Recursion in Java

A method is known as a recursive method if it invokes itself directly or indirectly(by some other method). Recursive methods must eventually terminate at some point in time. A recursive method has at least one base-case or case upon which, the execution of methods generally halts. Each successive call to itself must be a "smaller version of itself" so that a base case is finally reached. The arguments of the method are made smaller each time of the invocation of the method so that eventually the base case is executed and finishes the recursion process. Actually, the recursive method can execute the simplest version of the problem only. For the larger or complex version, it will further divide the problem into smaller pieces.

factorial with Recursion
Factorial 

Example( calculating the factorial with Iteration)


//Calculating Factorial of a number using
public class Demo {
public static void main(String[] arg) {
    //Iteration
    Demo d=new Demo();
System.out.println(d.factorial(7));
}
int factorial(int num)
{
    int fact=num;//num>=1 only
    for(int counter=num-1;counter>=1;counter--)
    {
        fact=fact*counter;
    }
    return fact;
}
}

Calculating factorial with recursion


public class DemoRecursion {// Factorial by recursion

    public static void main(String[] args) {
    DemoRecursion dr=new DemoRecursion();
    System.out.println(dr.factorial(7));
    }
    int factorial(int num)// recursive method
    {
        if(num<=1)
        {
            return 1;//base case
        }
        else
        {
            return num*factorial(num-1);
        }
    }
}

Video Tutorial



Monday, January 27, 2020

Java Applets

Applets

Java applets are small programs or snippets those can be embedded into a web page, can be transported over internet, can run inside a browser(or some other application), can be downloaded by the users, provides a rich environment for web applications and usually pretend to run at their own. We generally provide some user interface to users to interact with Applets. We can run Applets either by a special program known as Applet Viewer or inside some browser. The browser must have Java plug-in to manage the life cycle of the Applet.

Java Applets can perform following events in its life cycle

  • Initialize itself (init() method)
  • Start itself (start() method)
  • Stop itself (stop() method)
  • Destroy itself (destroy() method)

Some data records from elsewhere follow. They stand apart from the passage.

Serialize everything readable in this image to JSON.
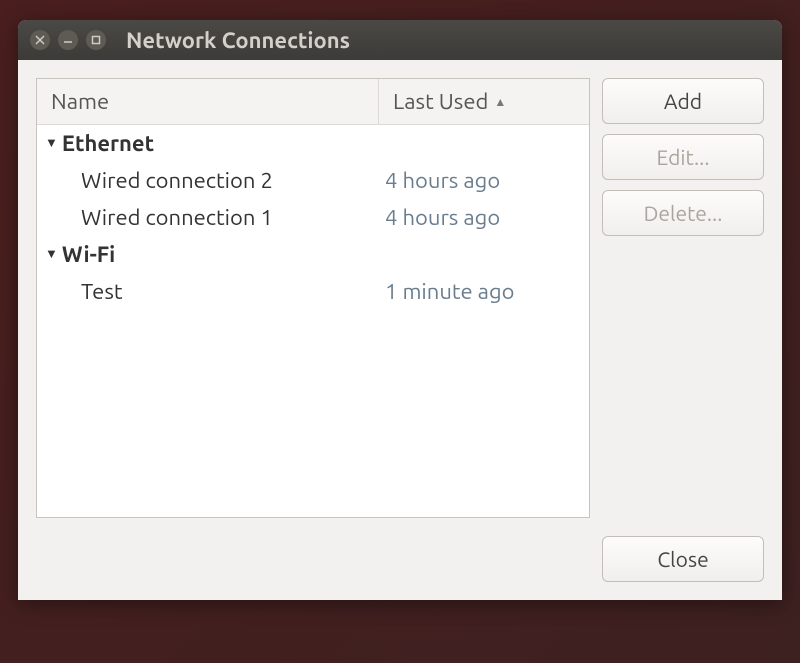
{
  "window": {
    "title": "Network Connections"
  },
  "columns": {
    "name": "Name",
    "last_used": "Last Used"
  },
  "groups": [
    {
      "label": "Ethernet",
      "items": [
        {
          "name": "Wired connection 2",
          "last_used": "4 hours ago"
        },
        {
          "name": "Wired connection 1",
          "last_used": "4 hours ago"
        }
      ]
    },
    {
      "label": "Wi-Fi",
      "items": [
        {
          "name": "Test",
          "last_used": "1 minute ago"
        }
      ]
    }
  ],
  "buttons": {
    "add": "Add",
    "edit": "Edit...",
    "delete": "Delete...",
    "close": "Close"
  }
}
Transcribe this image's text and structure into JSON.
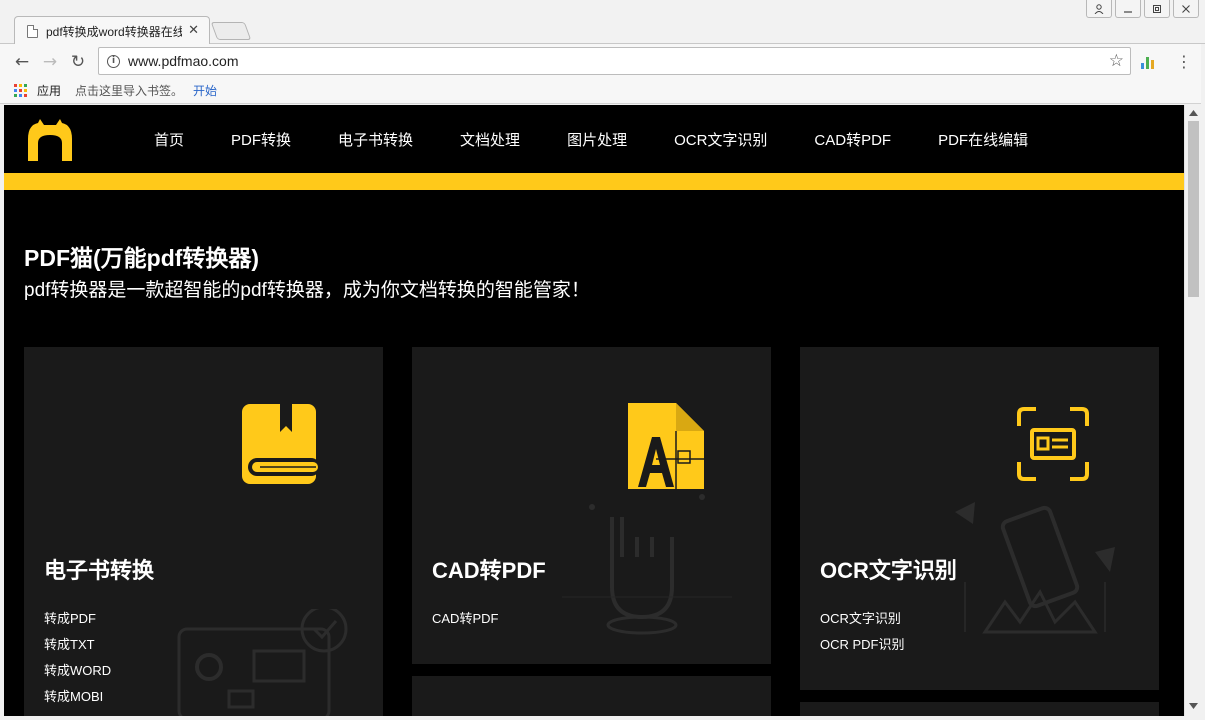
{
  "browser": {
    "tab_title": "pdf转换成word转换器在线",
    "tab_close": "✕",
    "url": "www.pdfmao.com",
    "back": "←",
    "forward": "→",
    "reload": "↻",
    "star": "☆",
    "menu": "⋮",
    "info": "i",
    "window_user": "👤",
    "window_minimize": "—",
    "window_restore": "❐",
    "window_close": "✕"
  },
  "bookmarks": {
    "apps_label": "应用",
    "hint": "点击这里导入书签。",
    "start_link": "开始"
  },
  "site": {
    "nav": [
      {
        "label": "首页"
      },
      {
        "label": "PDF转换"
      },
      {
        "label": "电子书转换"
      },
      {
        "label": "文档处理"
      },
      {
        "label": "图片处理"
      },
      {
        "label": "OCR文字识别"
      },
      {
        "label": "CAD转PDF"
      },
      {
        "label": "PDF在线编辑"
      }
    ],
    "hero_title": "PDF猫(万能pdf转换器)",
    "hero_subtitle": "pdf转换器是一款超智能的pdf转换器，成为你文档转换的智能管家！",
    "cards": [
      {
        "title": "电子书转换",
        "icon": "book-icon",
        "links": [
          "转成PDF",
          "转成TXT",
          "转成WORD",
          "转成MOBI"
        ]
      },
      {
        "title": "CAD转PDF",
        "icon": "cad-file-icon",
        "links": [
          "CAD转PDF"
        ]
      },
      {
        "title": "OCR文字识别",
        "icon": "scan-id-icon",
        "links": [
          "OCR文字识别",
          "OCR PDF识别"
        ]
      }
    ]
  },
  "colors": {
    "accent": "#ffc91a",
    "page_bg": "#000000",
    "card_bg": "#1a1a1a"
  }
}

Your Applet class must be the subclass of an Applet. The Applet class specifies a standard interface between applets and their environment. Java Applets are now becoming obsolete now, as the latest versions of Java are discontinuing support for Applets.

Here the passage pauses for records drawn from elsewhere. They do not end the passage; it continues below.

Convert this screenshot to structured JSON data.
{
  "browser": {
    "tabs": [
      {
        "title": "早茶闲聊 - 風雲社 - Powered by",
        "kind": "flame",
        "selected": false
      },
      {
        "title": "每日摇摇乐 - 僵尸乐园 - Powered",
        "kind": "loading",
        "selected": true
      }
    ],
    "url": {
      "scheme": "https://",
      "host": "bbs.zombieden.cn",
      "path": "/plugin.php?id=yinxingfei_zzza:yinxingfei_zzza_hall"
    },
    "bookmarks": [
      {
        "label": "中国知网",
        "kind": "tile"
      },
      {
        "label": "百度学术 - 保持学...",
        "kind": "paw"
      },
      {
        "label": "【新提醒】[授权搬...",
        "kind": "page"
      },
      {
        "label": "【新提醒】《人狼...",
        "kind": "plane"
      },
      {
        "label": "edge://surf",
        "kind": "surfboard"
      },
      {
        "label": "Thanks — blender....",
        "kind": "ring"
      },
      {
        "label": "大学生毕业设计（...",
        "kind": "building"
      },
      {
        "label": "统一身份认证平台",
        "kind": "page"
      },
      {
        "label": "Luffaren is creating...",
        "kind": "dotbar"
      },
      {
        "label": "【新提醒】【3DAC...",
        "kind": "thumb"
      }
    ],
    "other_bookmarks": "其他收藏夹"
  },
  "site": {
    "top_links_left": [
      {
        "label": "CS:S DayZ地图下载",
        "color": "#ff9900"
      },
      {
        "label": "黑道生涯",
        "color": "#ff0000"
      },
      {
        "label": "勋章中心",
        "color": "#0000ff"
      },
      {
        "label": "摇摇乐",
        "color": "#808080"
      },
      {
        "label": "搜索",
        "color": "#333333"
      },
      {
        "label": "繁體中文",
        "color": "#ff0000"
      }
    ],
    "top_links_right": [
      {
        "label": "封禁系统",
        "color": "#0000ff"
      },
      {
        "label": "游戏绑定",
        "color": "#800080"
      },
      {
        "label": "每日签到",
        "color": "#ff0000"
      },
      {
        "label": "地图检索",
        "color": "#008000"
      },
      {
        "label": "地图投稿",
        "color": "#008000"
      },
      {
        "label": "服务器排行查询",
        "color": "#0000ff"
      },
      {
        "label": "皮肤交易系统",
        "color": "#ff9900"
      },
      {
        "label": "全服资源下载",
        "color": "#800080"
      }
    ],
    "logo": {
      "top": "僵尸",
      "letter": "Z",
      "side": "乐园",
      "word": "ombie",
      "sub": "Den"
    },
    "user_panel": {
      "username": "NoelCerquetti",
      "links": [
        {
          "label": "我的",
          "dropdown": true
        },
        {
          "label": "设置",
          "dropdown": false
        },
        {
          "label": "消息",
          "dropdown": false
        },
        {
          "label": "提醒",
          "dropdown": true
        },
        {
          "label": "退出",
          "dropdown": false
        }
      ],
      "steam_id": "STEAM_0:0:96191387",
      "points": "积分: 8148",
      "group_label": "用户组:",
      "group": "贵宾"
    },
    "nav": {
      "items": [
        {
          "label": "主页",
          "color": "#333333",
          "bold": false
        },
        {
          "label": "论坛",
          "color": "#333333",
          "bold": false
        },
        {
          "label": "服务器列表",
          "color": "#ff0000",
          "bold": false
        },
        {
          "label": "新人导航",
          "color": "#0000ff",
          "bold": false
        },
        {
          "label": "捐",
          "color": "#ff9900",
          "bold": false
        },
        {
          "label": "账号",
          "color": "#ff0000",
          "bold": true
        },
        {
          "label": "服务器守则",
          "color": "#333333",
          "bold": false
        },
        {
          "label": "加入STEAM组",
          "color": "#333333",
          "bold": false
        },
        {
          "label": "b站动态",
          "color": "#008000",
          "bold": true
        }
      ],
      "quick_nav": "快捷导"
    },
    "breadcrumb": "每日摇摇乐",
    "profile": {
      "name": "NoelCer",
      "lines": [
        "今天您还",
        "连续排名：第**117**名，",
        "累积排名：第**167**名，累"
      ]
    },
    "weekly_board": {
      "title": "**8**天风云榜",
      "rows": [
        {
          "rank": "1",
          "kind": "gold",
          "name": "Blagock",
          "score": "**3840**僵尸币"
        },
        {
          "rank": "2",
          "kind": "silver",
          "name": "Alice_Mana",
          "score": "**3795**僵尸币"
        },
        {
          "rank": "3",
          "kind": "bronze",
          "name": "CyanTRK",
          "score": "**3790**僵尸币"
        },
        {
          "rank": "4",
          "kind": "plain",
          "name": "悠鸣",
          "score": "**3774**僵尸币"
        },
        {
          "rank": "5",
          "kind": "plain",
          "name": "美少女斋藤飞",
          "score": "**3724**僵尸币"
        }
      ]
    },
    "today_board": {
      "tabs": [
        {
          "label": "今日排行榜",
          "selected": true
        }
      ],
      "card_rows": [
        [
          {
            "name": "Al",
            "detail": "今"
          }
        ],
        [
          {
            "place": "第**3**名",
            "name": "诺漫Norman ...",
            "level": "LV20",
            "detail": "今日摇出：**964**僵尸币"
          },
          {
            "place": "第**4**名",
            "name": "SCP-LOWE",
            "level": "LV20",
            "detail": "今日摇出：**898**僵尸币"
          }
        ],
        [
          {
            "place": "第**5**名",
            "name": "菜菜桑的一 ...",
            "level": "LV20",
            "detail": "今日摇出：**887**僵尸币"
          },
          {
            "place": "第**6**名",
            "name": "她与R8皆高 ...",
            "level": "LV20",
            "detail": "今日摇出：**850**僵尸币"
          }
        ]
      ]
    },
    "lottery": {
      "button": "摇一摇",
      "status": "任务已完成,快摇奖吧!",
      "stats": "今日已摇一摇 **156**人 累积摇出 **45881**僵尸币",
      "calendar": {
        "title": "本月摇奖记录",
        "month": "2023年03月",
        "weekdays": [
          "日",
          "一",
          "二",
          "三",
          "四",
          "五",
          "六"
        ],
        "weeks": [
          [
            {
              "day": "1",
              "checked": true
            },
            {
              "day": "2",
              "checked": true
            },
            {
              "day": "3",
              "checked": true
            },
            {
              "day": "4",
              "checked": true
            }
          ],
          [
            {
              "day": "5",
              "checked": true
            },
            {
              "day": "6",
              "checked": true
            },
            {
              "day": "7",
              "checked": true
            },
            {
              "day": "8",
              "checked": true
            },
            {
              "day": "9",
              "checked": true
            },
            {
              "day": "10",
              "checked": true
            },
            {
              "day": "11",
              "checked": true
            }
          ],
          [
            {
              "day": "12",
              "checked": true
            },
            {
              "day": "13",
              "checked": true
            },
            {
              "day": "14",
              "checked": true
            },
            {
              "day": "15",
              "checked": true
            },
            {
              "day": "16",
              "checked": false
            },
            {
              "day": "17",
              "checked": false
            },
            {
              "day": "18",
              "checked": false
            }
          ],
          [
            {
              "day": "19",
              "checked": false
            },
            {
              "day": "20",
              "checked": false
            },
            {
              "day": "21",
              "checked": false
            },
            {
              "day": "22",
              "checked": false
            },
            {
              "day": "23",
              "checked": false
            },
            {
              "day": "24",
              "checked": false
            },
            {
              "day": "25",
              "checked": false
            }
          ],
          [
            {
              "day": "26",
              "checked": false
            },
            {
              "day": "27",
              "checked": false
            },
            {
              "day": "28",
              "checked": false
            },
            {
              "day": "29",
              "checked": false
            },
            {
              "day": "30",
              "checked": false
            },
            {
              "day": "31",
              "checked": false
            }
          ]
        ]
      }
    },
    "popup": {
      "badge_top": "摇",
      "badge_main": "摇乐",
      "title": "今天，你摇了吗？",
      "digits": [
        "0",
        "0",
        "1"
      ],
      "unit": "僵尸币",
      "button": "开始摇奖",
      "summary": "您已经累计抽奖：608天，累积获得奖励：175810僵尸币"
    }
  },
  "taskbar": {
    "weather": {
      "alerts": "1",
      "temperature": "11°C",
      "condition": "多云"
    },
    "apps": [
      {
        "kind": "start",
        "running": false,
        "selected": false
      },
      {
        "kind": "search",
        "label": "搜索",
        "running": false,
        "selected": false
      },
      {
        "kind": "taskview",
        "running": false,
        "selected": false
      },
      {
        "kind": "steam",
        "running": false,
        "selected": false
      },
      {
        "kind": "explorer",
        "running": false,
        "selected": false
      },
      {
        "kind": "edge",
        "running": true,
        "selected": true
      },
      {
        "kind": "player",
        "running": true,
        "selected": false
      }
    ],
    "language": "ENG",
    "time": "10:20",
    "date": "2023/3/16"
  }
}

Example

import java.applet.Applet;
import java.awt.Color;
import java.awt.Graphics;
//Applet class
public class MyApplet extends Applet{

    @Override
    public void destroy() {//clean the object from memory
       
        super.destroy();
        System.out.println("destroyed");
    }

    @Override
    public void init() {//Initialize the object
       
        super.init();
        System.out.println("initialized");
    }

    @Override
    public void start() {//Start executing
       
        super.start();
        System.out.println("started");
    }

    @Override
    public void stop() {//Stop executing
       
        super.stop();
        System.out.println("stopped");
    }

    @Override
    public void paint(Graphics g) {//Let's draw something over screen
        g.setColor(Color.BLUE);
        g.drawLine(10, 15, 300, 500);
        g.drawLine(500, 300, 15, 10);
        g.drawString("Welcome to Applet", 100, 100);
    }  
}

Video Tutorial: